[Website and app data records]
-- -- --

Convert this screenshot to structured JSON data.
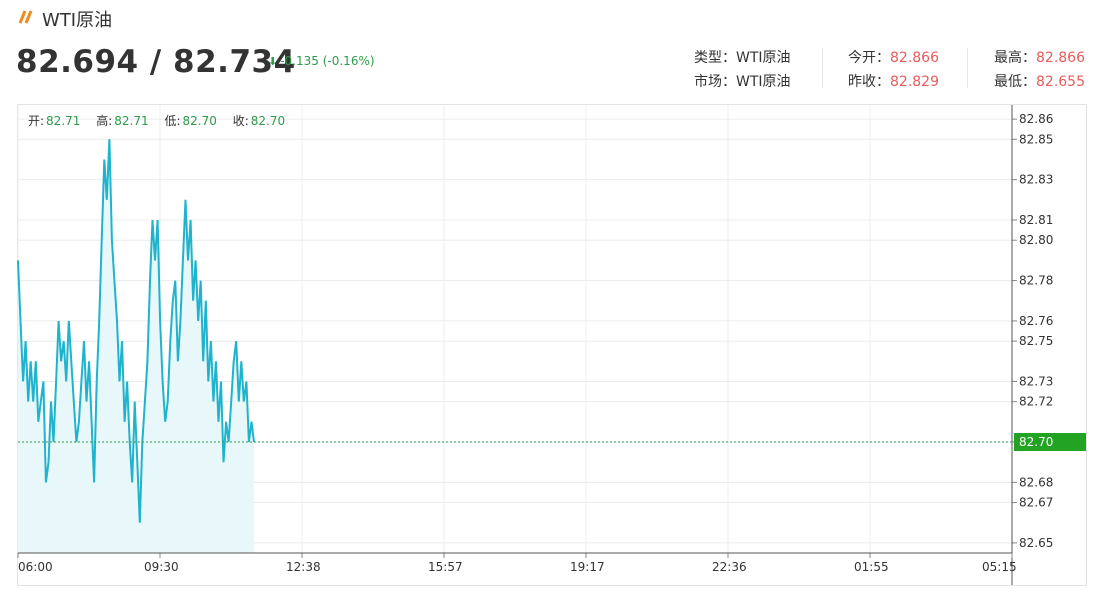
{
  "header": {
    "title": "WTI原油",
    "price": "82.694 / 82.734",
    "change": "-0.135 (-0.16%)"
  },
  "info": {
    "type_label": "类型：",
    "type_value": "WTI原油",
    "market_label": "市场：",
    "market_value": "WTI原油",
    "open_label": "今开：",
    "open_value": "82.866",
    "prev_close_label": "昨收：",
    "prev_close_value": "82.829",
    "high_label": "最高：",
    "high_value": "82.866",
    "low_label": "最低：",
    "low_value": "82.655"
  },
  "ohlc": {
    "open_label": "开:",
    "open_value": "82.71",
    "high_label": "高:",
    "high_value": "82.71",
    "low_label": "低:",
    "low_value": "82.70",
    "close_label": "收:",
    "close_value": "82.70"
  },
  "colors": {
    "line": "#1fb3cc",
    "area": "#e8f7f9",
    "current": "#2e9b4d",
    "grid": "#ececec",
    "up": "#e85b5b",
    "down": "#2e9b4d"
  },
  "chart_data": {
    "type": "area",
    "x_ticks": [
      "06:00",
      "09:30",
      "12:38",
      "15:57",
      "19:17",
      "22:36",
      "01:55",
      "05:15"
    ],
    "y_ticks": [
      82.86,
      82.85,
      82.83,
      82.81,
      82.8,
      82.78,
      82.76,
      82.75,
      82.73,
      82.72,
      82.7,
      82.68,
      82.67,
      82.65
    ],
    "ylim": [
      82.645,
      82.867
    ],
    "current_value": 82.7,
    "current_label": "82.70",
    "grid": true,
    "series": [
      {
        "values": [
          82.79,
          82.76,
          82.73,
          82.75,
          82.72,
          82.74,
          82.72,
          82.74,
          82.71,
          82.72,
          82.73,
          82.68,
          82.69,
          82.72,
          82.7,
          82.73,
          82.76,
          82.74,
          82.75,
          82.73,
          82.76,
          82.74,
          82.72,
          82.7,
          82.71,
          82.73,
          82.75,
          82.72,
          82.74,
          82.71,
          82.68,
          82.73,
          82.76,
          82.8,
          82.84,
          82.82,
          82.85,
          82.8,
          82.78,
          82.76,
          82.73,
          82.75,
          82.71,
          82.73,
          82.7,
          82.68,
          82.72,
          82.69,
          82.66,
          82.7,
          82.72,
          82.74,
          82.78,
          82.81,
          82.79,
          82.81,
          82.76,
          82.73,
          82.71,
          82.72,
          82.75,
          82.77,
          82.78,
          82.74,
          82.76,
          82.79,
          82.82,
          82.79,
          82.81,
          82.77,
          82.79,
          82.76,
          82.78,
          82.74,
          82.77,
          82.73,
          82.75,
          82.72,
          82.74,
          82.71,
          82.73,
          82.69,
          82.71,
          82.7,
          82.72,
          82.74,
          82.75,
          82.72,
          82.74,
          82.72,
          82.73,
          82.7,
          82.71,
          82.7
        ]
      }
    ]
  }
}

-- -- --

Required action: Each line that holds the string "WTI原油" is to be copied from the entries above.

Final answer:
    "title": "WTI原油",
    "type_value": "WTI原油",
    "market_value": "WTI原油",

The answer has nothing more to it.